= Exercise objective =
Locate each line below that includes "JSON" and reproduce it.

= Extracted entries =
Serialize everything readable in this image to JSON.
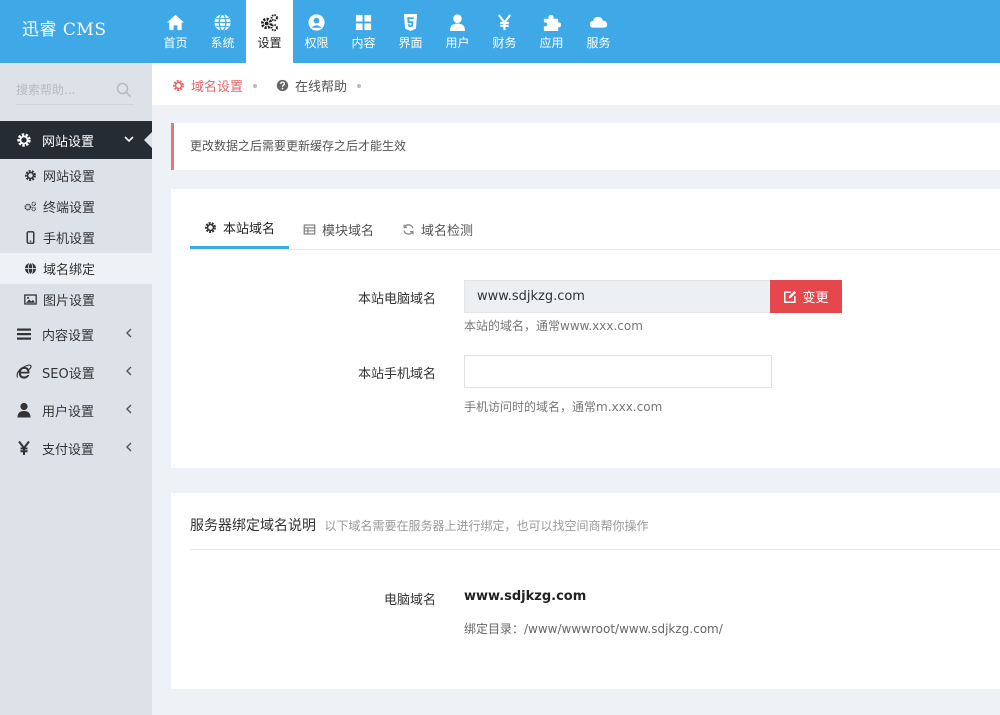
{
  "brand": {
    "title": "迅睿 CMS"
  },
  "topnav": [
    {
      "label": "首页",
      "icon": "home-icon"
    },
    {
      "label": "系统",
      "icon": "globe-icon"
    },
    {
      "label": "设置",
      "icon": "gears-icon"
    },
    {
      "label": "权限",
      "icon": "user-circle-icon"
    },
    {
      "label": "内容",
      "icon": "grid-icon"
    },
    {
      "label": "界面",
      "icon": "html5-icon"
    },
    {
      "label": "用户",
      "icon": "user-icon"
    },
    {
      "label": "财务",
      "icon": "yen-icon"
    },
    {
      "label": "应用",
      "icon": "puzzle-icon"
    },
    {
      "label": "服务",
      "icon": "cloud-icon"
    }
  ],
  "sidebar": {
    "search_placeholder": "搜索帮助...",
    "groups": [
      {
        "label": "网站设置",
        "icon": "gear-icon"
      },
      {
        "label": "内容设置",
        "icon": "list-icon"
      },
      {
        "label": "SEO设置",
        "icon": "ie-icon"
      },
      {
        "label": "用户设置",
        "icon": "user-icon"
      },
      {
        "label": "支付设置",
        "icon": "yen-icon"
      }
    ],
    "sub_items": [
      {
        "label": "网站设置",
        "icon": "gear-icon"
      },
      {
        "label": "终端设置",
        "icon": "gears-icon"
      },
      {
        "label": "手机设置",
        "icon": "mobile-icon"
      },
      {
        "label": "域名绑定",
        "icon": "globe-icon"
      },
      {
        "label": "图片设置",
        "icon": "image-icon"
      }
    ]
  },
  "breadcrumb": {
    "current": "域名设置",
    "help": "在线帮助"
  },
  "alert": {
    "text": "更改数据之后需要更新缓存之后才能生效"
  },
  "tabs": [
    {
      "label": "本站域名",
      "icon": "gear-icon"
    },
    {
      "label": "模块域名",
      "icon": "table-icon"
    },
    {
      "label": "域名检测",
      "icon": "refresh-icon"
    }
  ],
  "form": {
    "pc_label": "本站电脑域名",
    "pc_value": "www.sdjkzg.com",
    "change_label": "变更",
    "pc_help": "本站的域名，通常www.xxx.com",
    "mobile_label": "本站手机域名",
    "mobile_value": "",
    "mobile_help": "手机访问时的域名，通常m.xxx.com"
  },
  "server": {
    "title": "服务器绑定域名说明",
    "subtitle": "以下域名需要在服务器上进行绑定，也可以找空间商帮你操作",
    "pc_label": "电脑域名",
    "pc_value": "www.sdjkzg.com",
    "dir_text": "绑定目录：/www/wwwroot/www.sdjkzg.com/"
  },
  "colors": {
    "topbar": "#3fa8e6",
    "sidebar_active": "#262c33",
    "danger": "#e5474d",
    "alert_border": "#e9767a"
  }
}
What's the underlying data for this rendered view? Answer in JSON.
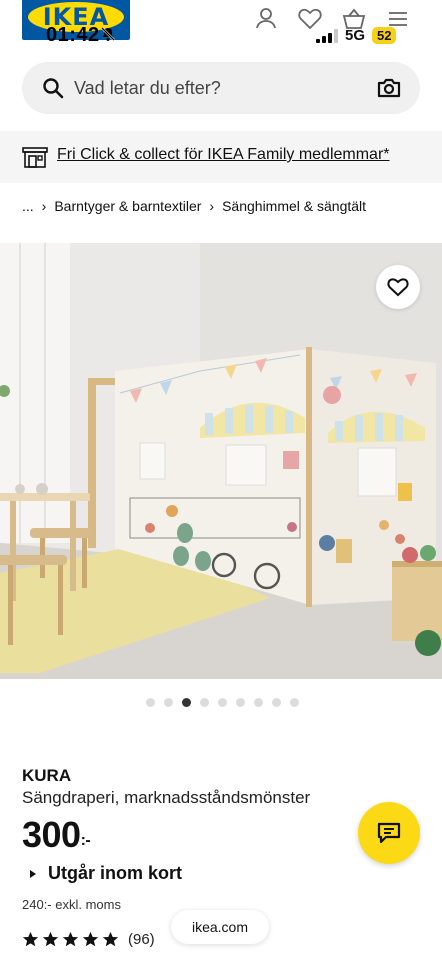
{
  "status_bar": {
    "time": "01:42",
    "network": "5G",
    "battery": "52"
  },
  "header": {
    "logo_text": "IKEA",
    "icons": [
      "profile-icon",
      "heart-icon",
      "shopping-bag-icon",
      "menu-icon"
    ]
  },
  "search": {
    "placeholder": "Vad letar du efter?"
  },
  "promo": {
    "text": "Fri Click & collect för IKEA Family medlemmar*"
  },
  "breadcrumb": {
    "ellipsis": "...",
    "items": [
      "Barntyger & barntextiler",
      "Sänghimmel & sängtält"
    ]
  },
  "carousel": {
    "count": 9,
    "active_index": 2
  },
  "product": {
    "brand": "KURA",
    "description": "Sängdraperi, marknadsståndsmönster",
    "price": "300",
    "price_suffix": ":-",
    "availability": "Utgår inom kort",
    "price_ex_vat": "240:- exkl. moms",
    "rating_stars": 5,
    "review_count": "(96)"
  },
  "footer": {
    "domain": "ikea.com"
  },
  "colors": {
    "ikea_blue": "#0058a3",
    "ikea_yellow": "#ffdb00",
    "chat_button": "#fbd914"
  }
}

= Answer for this exercise =
Serialize everything readable in this image to JSON.
What's the underlying data for this rendered view? Answer in JSON.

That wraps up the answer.